BotFramework-WebChat

Using different versions of React for hosting an app with Web Chat

In Web Chat version 4.6, we migrated to React Hooks, which requires React 16.8.6 and up.

In this sample, we will show how to use Web Chat in a hosting app with React version 16.0.0, instead of the required 16.8.6.

There are several key limitations in this sample. They are outlined in this section.

How to run locally

Web Chat using React 16.8.6 hosting in an app using React 16.0.0

To run this sample, follow steps below:

  1. Clone this repository
  2. Run npm install
  3. Run npm start
  4. Browse to http://localhost:3000/

How it works

There are two packages in this monorepo:

The hosting app will create an isolated DOM element and pass it to the chat-component package. The chat component will control the rendering of the DOM element, while the hosting app controls the lifetime.

The hosting app will tell the chat component when it is time to remove the DOM element from the tree, and the chat component should stop any further rendering.

Chat component

In chat-component package, we created an entrypoint for rendering a React component to a specific DOM element. Note that we are using react-dom@16.8.6 when mounting and unmounting the component to the DOM.

import { render, unmountComponentAtNode } from 'react-dom';

function renderChatComponent(props, node) {
   render(<ChatComponent {...props} />, node);

   return () => unmountComponentAtNode(node);
}

This entrypoint will return a function, which, when called, will unmount the component. This function call can be called multiple times to update the props.

Hosting app

In the host application, we created a new component called <ChatComponentWrapper> and save the reference.

class ChatComponentWrapper extends React.Component {
   constructor(props) {
      super(props);

      this.saveChatComponentRef = ref => (this.chatComponentRef = ref);
   }

   render() {
      return <div ref={this.saveChatComponentRef} />;
   }
}

When <ChatComponentWrapper> is mounted or updated, we will call chat-component to do the rendering.

+ import renderChatComponent from 'chat-component';

  class ChatComponentWrapper extends React.Component {
    constructor(props) {
      super(props);

      this.saveChatComponentRef = ref => this.chatComponentRef = ref;
    }

+   componentDidMount() {
+     this.componentDidMountOrUpdate();
+   }

+   componentDidUpdate() {
+     this.componentDidMountOrUpdate();
+   }

+   componentDidMountOrUpdate() {
+     renderChatComponent(this.props, this.chatComponentRef);
+   }

    render() {
      return (
        <div ref={ this.saveChatComponentRef } />
      );
    }
  }

When it is time to unmount, we will call to the chat-component to unmount the component.

  import renderChatComponent from 'chat-component';

  class ChatComponentWrapper extends React.Component {
    constructor(props) {
      super(props);
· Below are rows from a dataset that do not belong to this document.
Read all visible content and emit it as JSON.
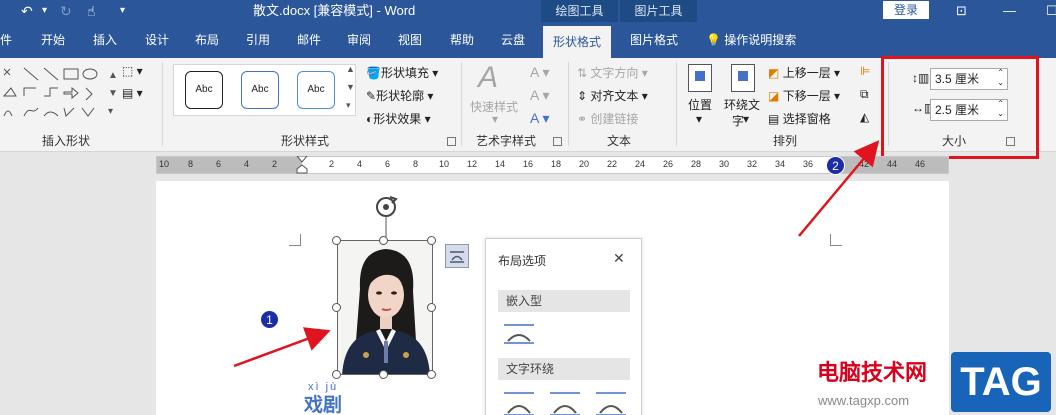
{
  "titlebar": {
    "doc_title": "散文.docx [兼容模式] - Word",
    "context_groups": [
      "绘图工具",
      "图片工具"
    ],
    "login_label": "登录"
  },
  "tabs": [
    "件",
    "开始",
    "插入",
    "设计",
    "布局",
    "引用",
    "邮件",
    "审阅",
    "视图",
    "帮助",
    "云盘",
    "形状格式",
    "图片格式"
  ],
  "active_tab": "形状格式",
  "tell_me": "操作说明搜索",
  "ribbon": {
    "insert_shapes": {
      "label": "插入形状"
    },
    "shape_styles": {
      "label": "形状样式",
      "preset_text": "Abc",
      "fill": "形状填充",
      "outline": "形状轮廓",
      "effects": "形状效果"
    },
    "wordart": {
      "label": "艺术字样式",
      "quick_styles": "快速样式"
    },
    "text": {
      "label": "文本",
      "direction": "文字方向",
      "align": "对齐文本",
      "link": "创建链接"
    },
    "arrange": {
      "label": "排列",
      "position": "位置",
      "wrap_line1": "环绕文",
      "wrap_line2": "字",
      "bring_forward": "上移一层",
      "send_backward": "下移一层",
      "selection_pane": "选择窗格"
    },
    "size": {
      "label": "大小",
      "height": "3.5 厘米",
      "width": "2.5 厘米"
    }
  },
  "ruler": {
    "ticks": [
      "10",
      "8",
      "6",
      "4",
      "2",
      "2",
      "4",
      "6",
      "8",
      "10",
      "12",
      "14",
      "16",
      "18",
      "20",
      "22",
      "24",
      "26",
      "28",
      "30",
      "32",
      "34",
      "36",
      "38",
      "42",
      "44",
      "46"
    ]
  },
  "layout_panel": {
    "title": "布局选项",
    "inline_section": "嵌入型",
    "wrap_section": "文字环绕"
  },
  "annotations": [
    "1",
    "2"
  ],
  "document": {
    "ruby": "xì jù",
    "heading": "戏剧"
  },
  "watermark": {
    "site": "电脑技术网",
    "url": "www.tagxp.com",
    "logo": "TAG"
  },
  "colors": {
    "word_blue": "#2b579a",
    "highlight_red": "#e0141e",
    "annotation_blue": "#1b2ea8"
  }
}
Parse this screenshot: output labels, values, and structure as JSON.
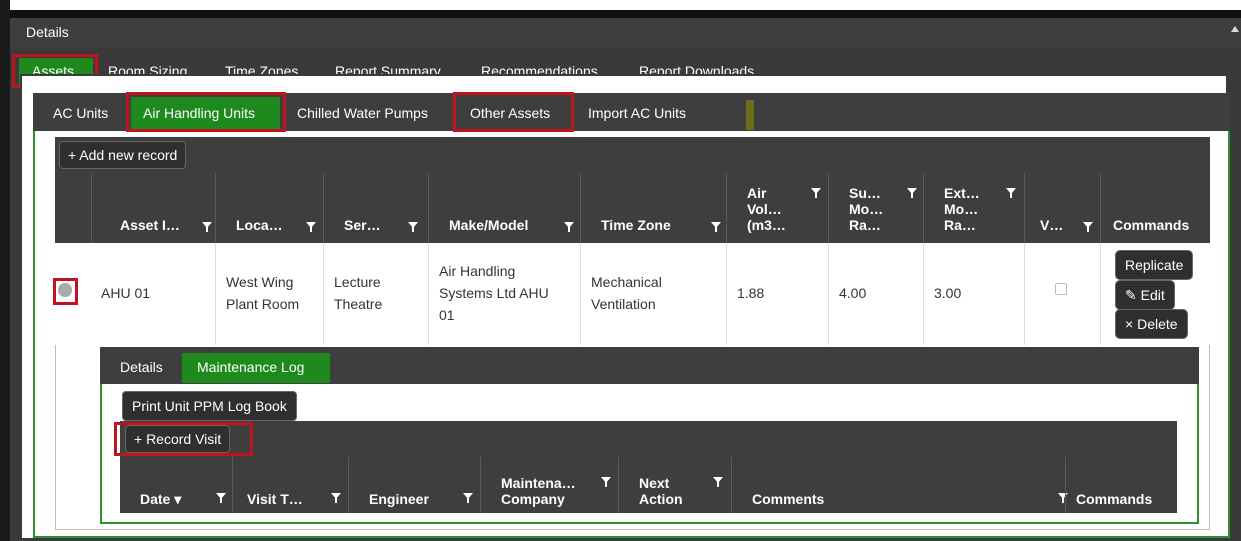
{
  "details_bar": {
    "label": "Details"
  },
  "main_tabs": [
    {
      "label": "Assets",
      "active": true
    },
    {
      "label": "Room Sizing"
    },
    {
      "label": "Time Zones"
    },
    {
      "label": "Report Summary"
    },
    {
      "label": "Recommendations"
    },
    {
      "label": "Report Downloads"
    }
  ],
  "asset_tabs": [
    {
      "label": "AC Units"
    },
    {
      "label": "Air Handling Units",
      "active": true
    },
    {
      "label": "Chilled Water Pumps"
    },
    {
      "label": "Other Assets"
    },
    {
      "label": "Import AC Units"
    }
  ],
  "grid": {
    "add_button": "+ Add new record",
    "columns": [
      {
        "label": "Asset I…"
      },
      {
        "label": "Loca…"
      },
      {
        "label": "Ser…"
      },
      {
        "label": "Make/Model"
      },
      {
        "label": "Time Zone"
      },
      {
        "label": "Air\nVol…\n(m3…"
      },
      {
        "label": "Su…\nMo…\nRa…"
      },
      {
        "label": "Ext…\nMo…\nRa…"
      },
      {
        "label": "V…"
      },
      {
        "label": "Commands"
      }
    ],
    "row": {
      "asset_id": "AHU 01",
      "location_1": "West Wing",
      "location_2": "Plant Room",
      "service_1": "Lecture",
      "service_2": "Theatre",
      "make_1": "Air Handling",
      "make_2": "Systems Ltd AHU",
      "make_3": "01",
      "timezone_1": "Mechanical",
      "timezone_2": "Ventilation",
      "air_volume": "1.88",
      "supply_motor": "4.00",
      "extract_motor": "3.00",
      "replicate": "Replicate",
      "edit": "Edit",
      "delete": "Delete"
    }
  },
  "detail_tabs": [
    {
      "label": "Details"
    },
    {
      "label": "Maintenance Log",
      "active": true
    }
  ],
  "maintenance": {
    "print_button": "Print Unit PPM Log Book",
    "record_button": "+ Record Visit",
    "columns": [
      {
        "label": "Date ▾"
      },
      {
        "label": "Visit T…"
      },
      {
        "label": "Engineer"
      },
      {
        "label": "Maintena…\nCompany"
      },
      {
        "label": "Next\nAction"
      },
      {
        "label": "Comments"
      },
      {
        "label": "Commands"
      }
    ]
  },
  "colors": {
    "active_tab": "#1e8a1e",
    "highlight": "#c1121f",
    "bar": "#3e3e3e"
  }
}
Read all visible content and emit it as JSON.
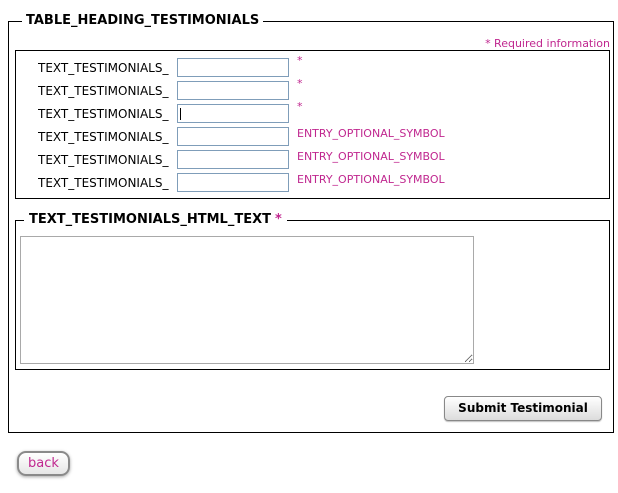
{
  "form": {
    "heading": "TABLE_HEADING_TESTIMONIALS",
    "required_note": "* Required information",
    "fields": [
      {
        "label": "TEXT_TESTIMONIALS_",
        "value": "",
        "symbol": "*"
      },
      {
        "label": "TEXT_TESTIMONIALS_",
        "value": "",
        "symbol": "*"
      },
      {
        "label": "TEXT_TESTIMONIALS_",
        "value": "",
        "symbol": "*"
      },
      {
        "label": "TEXT_TESTIMONIALS_",
        "value": "",
        "symbol": "ENTRY_OPTIONAL_SYMBOL"
      },
      {
        "label": "TEXT_TESTIMONIALS_",
        "value": "",
        "symbol": "ENTRY_OPTIONAL_SYMBOL"
      },
      {
        "label": "TEXT_TESTIMONIALS_",
        "value": "",
        "symbol": "ENTRY_OPTIONAL_SYMBOL"
      }
    ],
    "html_text_heading": "TEXT_TESTIMONIALS_HTML_TEXT",
    "html_text_required": "*",
    "html_text_value": "",
    "submit_label": "Submit Testimonial"
  },
  "back_label": "back",
  "colors": {
    "required": "#c0278f",
    "input_border": "#7f9db9"
  }
}
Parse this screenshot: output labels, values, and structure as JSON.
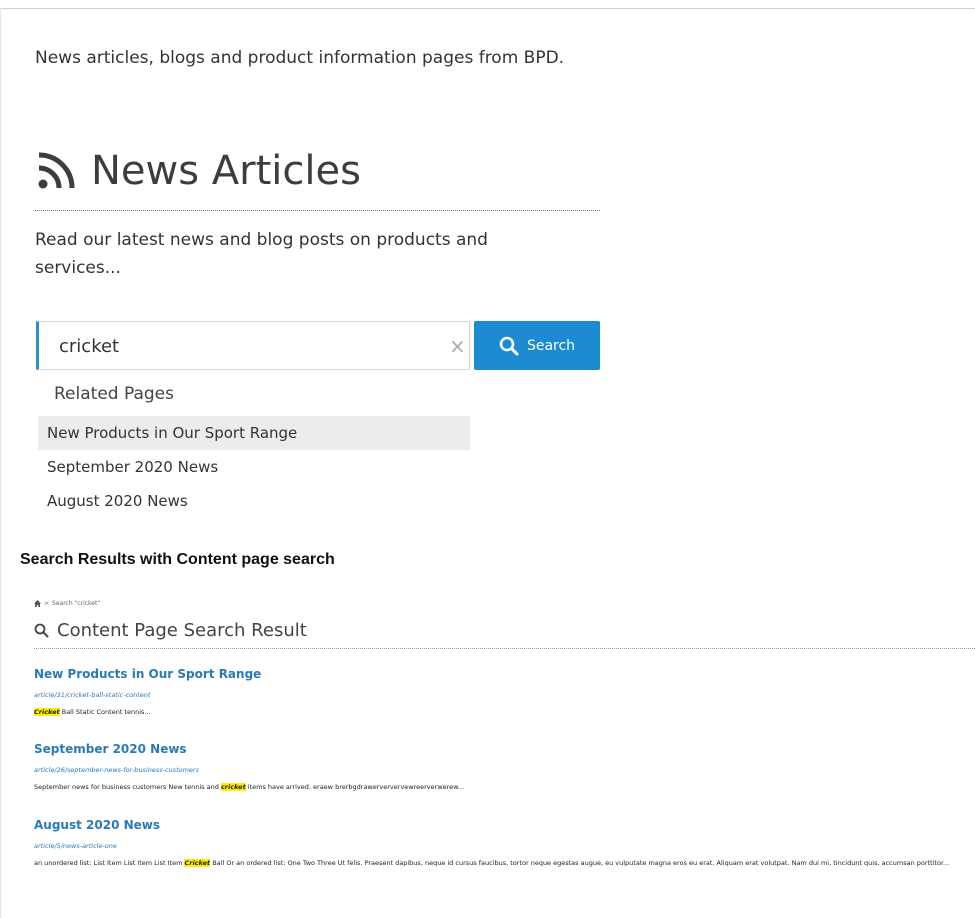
{
  "intro": "News articles, blogs and product information pages from BPD.",
  "news": {
    "title": "News Articles",
    "subtitle": "Read our latest news and blog posts on products and services..."
  },
  "search": {
    "value": "cricket",
    "clear_symbol": "×",
    "button_label": "Search"
  },
  "related": {
    "heading": "Related Pages",
    "items": [
      "New Products in Our Sport Range",
      "September 2020 News",
      "August 2020 News"
    ]
  },
  "section_label": "Search Results with Content page search",
  "breadcrumb": {
    "separator": ">",
    "current": "Search \"cricket\""
  },
  "results_title": "Content Page Search Result",
  "results": [
    {
      "title": "New Products in Our Sport Range",
      "url": "article/31/cricket-ball-static-content",
      "pre": "",
      "highlight": "Cricket",
      "post": " Ball Static Content tennis..."
    },
    {
      "title": "September 2020 News",
      "url": "article/26/september-news-for-business-customers",
      "pre": "September news for business customers New tennis and ",
      "highlight": "cricket",
      "post": " items have arrived. eraew brerbgdrawerververvewreerverwerew..."
    },
    {
      "title": "August 2020 News",
      "url": "article/5/news-article-one",
      "pre": "an unordered list: List Item List Item List Item ",
      "highlight": "Cricket",
      "post": " Ball Or an ordered list:  One  Two Three Ut felis. Praesent dapibus, neque id cursus faucibus, tortor neque egestas augue, eu vulputate magna eros eu erat. Aliquam erat volutpat. Nam dui mi, tincidunt quis, accumsan porttitor..."
    }
  ],
  "colors": {
    "accent": "#1c8bd1",
    "link": "#2a7ab8",
    "highlight": "#ffee00"
  }
}
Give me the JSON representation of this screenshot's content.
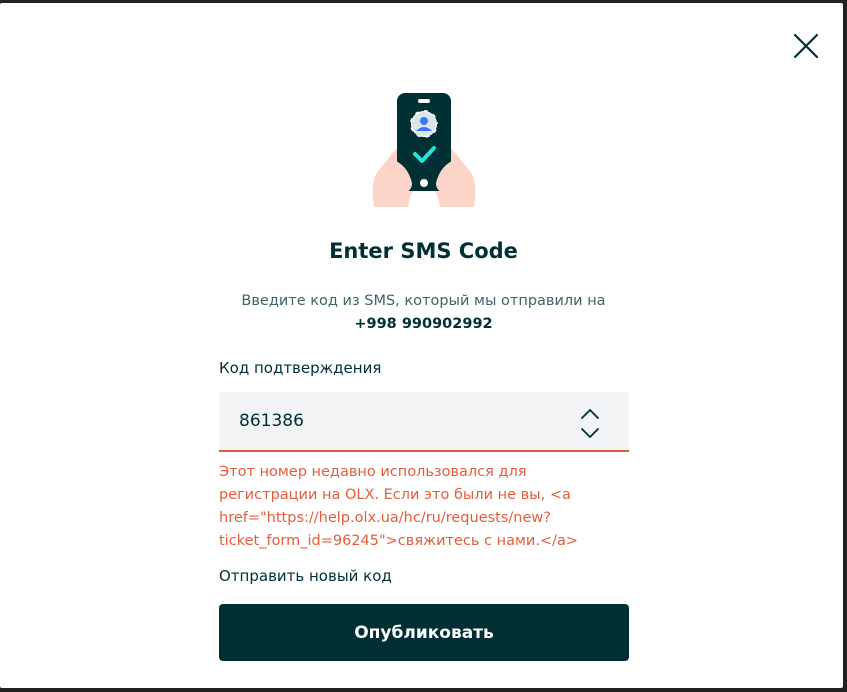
{
  "modal": {
    "title": "Enter SMS Code",
    "subtitle": "Введите код из SMS, который мы отправили на",
    "phone": "+998 990902992"
  },
  "form": {
    "label": "Код подтверждения",
    "value": "861386",
    "error": "Этот номер недавно использовался для регистрации на OLX. Если это были не вы, <a href=\"https://help.olx.ua/hc/ru/requests/new?ticket_form_id=96245\">свяжитесь с нами.</a>",
    "resend_label": "Отправить новый код",
    "submit_label": "Опубликовать"
  },
  "icons": {
    "close": "close-icon",
    "illustration": "phone-verification-illustration",
    "stepper_up": "chevron-up-icon",
    "stepper_down": "chevron-down-icon"
  },
  "colors": {
    "primary": "#002f34",
    "error": "#e65c3a",
    "input_bg": "#f2f4f5",
    "accent": "#23e5db"
  }
}
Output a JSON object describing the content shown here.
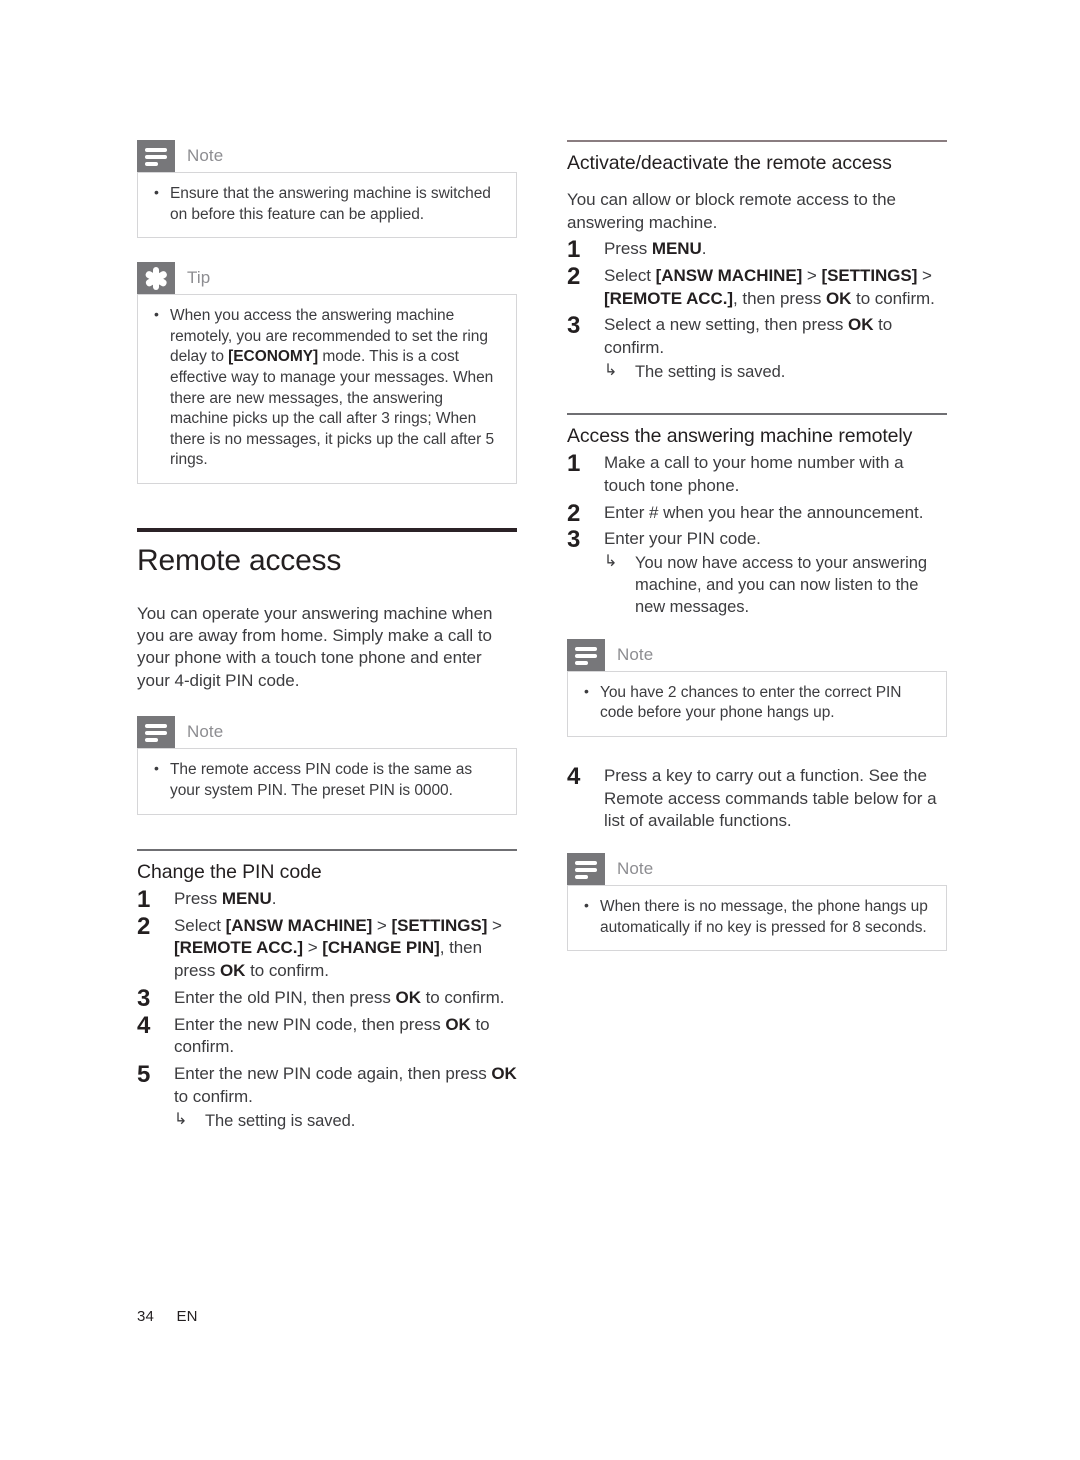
{
  "page": {
    "number": "34",
    "language": "EN"
  },
  "left_column": {
    "note_top": {
      "icon": "note-icon",
      "label": "Note",
      "items": [
        "Ensure that the answering machine is switched on before this feature can be applied."
      ]
    },
    "tip": {
      "icon": "tip-icon",
      "label": "Tip",
      "items": [
        "When you access the answering machine remotely, you are recommended to set the ring delay to [ECONOMY] mode. This is a cost effective way to manage your messages. When there are new messages, the answering machine picks up the call after 3 rings; When there is no messages, it picks up the call after 5 rings."
      ]
    },
    "section": {
      "title": "Remote access",
      "intro": "You can operate your answering machine when you are away from home. Simply make a call to your phone with a touch tone phone and enter your 4-digit PIN code."
    },
    "note_pin": {
      "icon": "note-icon",
      "label": "Note",
      "items": [
        "The remote access PIN code is the same as your system PIN. The preset PIN is 0000."
      ]
    },
    "change_pin": {
      "heading": "Change the PIN code",
      "steps": [
        {
          "num": "1",
          "parts": [
            {
              "text": "Press ",
              "bold": false
            },
            {
              "text": "MENU",
              "bold": true
            },
            {
              "text": ".",
              "bold": false
            }
          ]
        },
        {
          "num": "2",
          "parts": [
            {
              "text": "Select ",
              "bold": false
            },
            {
              "text": "[ANSW MACHINE]",
              "bold": true
            },
            {
              "text": " > ",
              "bold": false
            },
            {
              "text": "[SETTINGS]",
              "bold": true
            },
            {
              "text": " > ",
              "bold": false
            },
            {
              "text": "[REMOTE ACC.]",
              "bold": true
            },
            {
              "text": " > ",
              "bold": false
            },
            {
              "text": "[CHANGE PIN]",
              "bold": true
            },
            {
              "text": ", then press ",
              "bold": false
            },
            {
              "text": "OK",
              "bold": true
            },
            {
              "text": " to confirm.",
              "bold": false
            }
          ]
        },
        {
          "num": "3",
          "parts": [
            {
              "text": "Enter the old PIN, then press ",
              "bold": false
            },
            {
              "text": "OK",
              "bold": true
            },
            {
              "text": " to confirm.",
              "bold": false
            }
          ]
        },
        {
          "num": "4",
          "parts": [
            {
              "text": "Enter the new PIN code, then press ",
              "bold": false
            },
            {
              "text": "OK",
              "bold": true
            },
            {
              "text": " to confirm.",
              "bold": false
            }
          ]
        },
        {
          "num": "5",
          "parts": [
            {
              "text": "Enter the new PIN code again, then press ",
              "bold": false
            },
            {
              "text": "OK",
              "bold": true
            },
            {
              "text": " to confirm.",
              "bold": false
            }
          ],
          "result": "The setting is saved."
        }
      ]
    }
  },
  "right_column": {
    "activate": {
      "heading": "Activate/deactivate the remote access",
      "intro": "You can allow or block remote access to the answering machine.",
      "steps": [
        {
          "num": "1",
          "parts": [
            {
              "text": "Press ",
              "bold": false
            },
            {
              "text": "MENU",
              "bold": true
            },
            {
              "text": ".",
              "bold": false
            }
          ]
        },
        {
          "num": "2",
          "parts": [
            {
              "text": "Select ",
              "bold": false
            },
            {
              "text": "[ANSW MACHINE]",
              "bold": true
            },
            {
              "text": " > ",
              "bold": false
            },
            {
              "text": "[SETTINGS]",
              "bold": true
            },
            {
              "text": " > ",
              "bold": false
            },
            {
              "text": "[REMOTE ACC.]",
              "bold": true
            },
            {
              "text": ", then press ",
              "bold": false
            },
            {
              "text": "OK",
              "bold": true
            },
            {
              "text": " to confirm.",
              "bold": false
            }
          ]
        },
        {
          "num": "3",
          "parts": [
            {
              "text": "Select a new setting, then press ",
              "bold": false
            },
            {
              "text": "OK",
              "bold": true
            },
            {
              "text": " to confirm.",
              "bold": false
            }
          ],
          "result": "The setting is saved."
        }
      ]
    },
    "access": {
      "heading": "Access the answering machine remotely",
      "steps": [
        {
          "num": "1",
          "parts": [
            {
              "text": "Make a call to your home number with a touch tone phone.",
              "bold": false
            }
          ]
        },
        {
          "num": "2",
          "parts": [
            {
              "text": "Enter # when you hear the announcement.",
              "bold": false
            }
          ]
        },
        {
          "num": "3",
          "parts": [
            {
              "text": "Enter your PIN code.",
              "bold": false
            }
          ],
          "result": "You now have access to your answering machine, and you can now listen to the new messages."
        }
      ],
      "note_pin_chances": {
        "icon": "note-icon",
        "label": "Note",
        "items": [
          "You have 2 chances to enter the correct PIN code before your phone hangs up."
        ]
      },
      "step4": {
        "num": "4",
        "parts": [
          {
            "text": "Press a key to carry out a function. See the Remote access commands table below for a list of available functions.",
            "bold": false
          }
        ]
      },
      "note_hangup": {
        "icon": "note-icon",
        "label": "Note",
        "items": [
          "When there is no message, the phone hangs up automatically if no key is pressed for 8 seconds."
        ]
      }
    }
  },
  "colors": {
    "text": "#231f20",
    "body_text": "#3c3c3f",
    "badge_gray": "#77777a",
    "label_gray": "#8d8d91",
    "box_border": "#d6d6d8",
    "rule_major": "#2b2226",
    "rule_minor": "#6f6f73"
  }
}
      this.saveChatComponentRef = ref => this.chatComponentRef = ref;
    }

    componentDidMount() {
      this.componentDidMountOrUpdate();
    }

    componentDidUpdate() {
      this.componentDidMountOrUpdate();
    }

    componentDidMountOrUpdate() {
-     renderChatComponent(this.props, this.chatComponentRef);
+     this.unmountChatComponent = renderChatComponent(this.props, this.chatComponentRef);
    }

+   componentWillUnmount() {
+     this.unmountChatComponent();
+   }

    render() {
      return (
        <div ref={ this.saveChatComponentRef } />
      );
    }
  }

Why is this sample using two versions of React

Although we recommend that you upgrade your host app at your earliest convenience, we understand that host app may need some time before its React dependencies are updated, especially in regards to huge applications.

As stated in this article, React requires that all components using hooks exist in the same React DOM tree, and must use the same instance of React.

In this approach, we isolated the DOM element from the React DOM tree. Then we use another react-dom package to continue the rendering. So the React DOM tree is virtually divided into two parts, although they looks contiguous. This approach is a supported scenario outlined in React docs.

Why not to use two versions of React

There are several key limitations to this approach:

Further reading